By 1983, Reagan had been in office for a couple of years, the shock of OPEC flexing their muscles had begun to die down, and auto makers stopped fighting emission control regulations, and started focusing their engineers on actually making their cars work with them.
Fuel economy continued to be a strong driver in advertising, however consumers were ready, once again, for performance as well. This ad for the 1983 Dodge Shelby Charger (a derivative of the front-wheel drive Omni) even leads with a headline denigrating what, at that time had been the extent of a sport package- paint and tape.
Starting with the price point – $8,290 in this case – the ad then delves not into fuel mileage or quality, but performance. Touting what for the period was pretty substantial numbers – 107-bhp, 127 ft-lbs of torque, and a zero to fifty (remember the national limit was 55-mph back then) time of only 5.5 seconds.

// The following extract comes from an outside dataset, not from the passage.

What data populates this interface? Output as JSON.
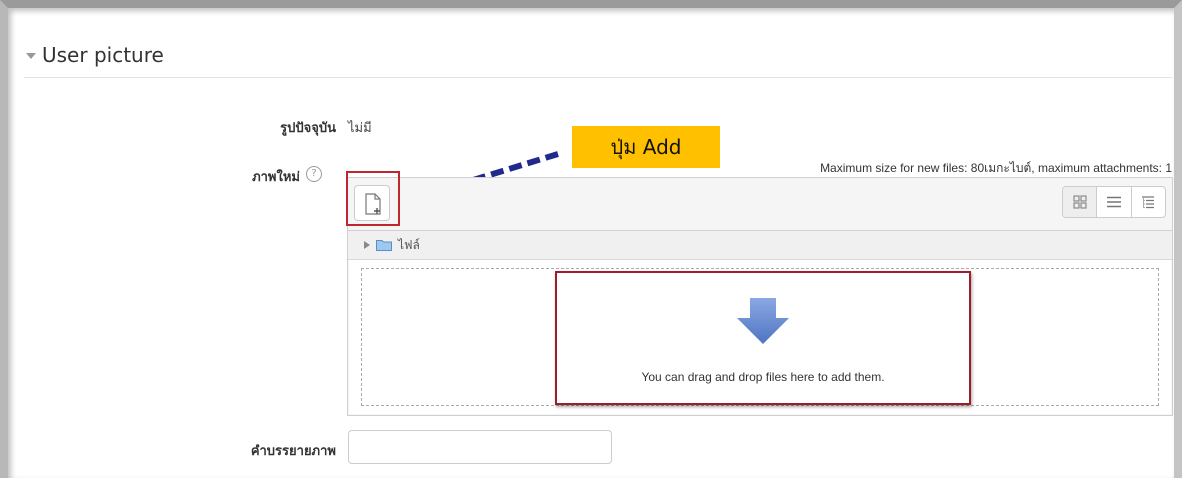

Described as quick as a quarter horse, but agile as a cutting pony, Chrysler hypes the handling of the Charger, tossing out terms such as skidpad, and slalom like it was old hat for the company.
It’s not until you get three-quarters of the way through the ad that gas mileage even comes up, and at 40 hwy/25 city it is worth mentioning. Still, the fuel economy is positioned after the performance, and for the first time in many years, it is real performance that they’re selling. Even the tag America’s Driving Machines speaks of a new era for the car maker.
So, as the darkest days of long gas lines and american car makers dragging their feet into modernity were ending, a new age arrived, and brought with it efficiency with performance. Starting around this time, cars began become kind of fun again, and sporty cars such as the Charger, the Ford Mustang GT, Chevy Camaro and Firebird led the way.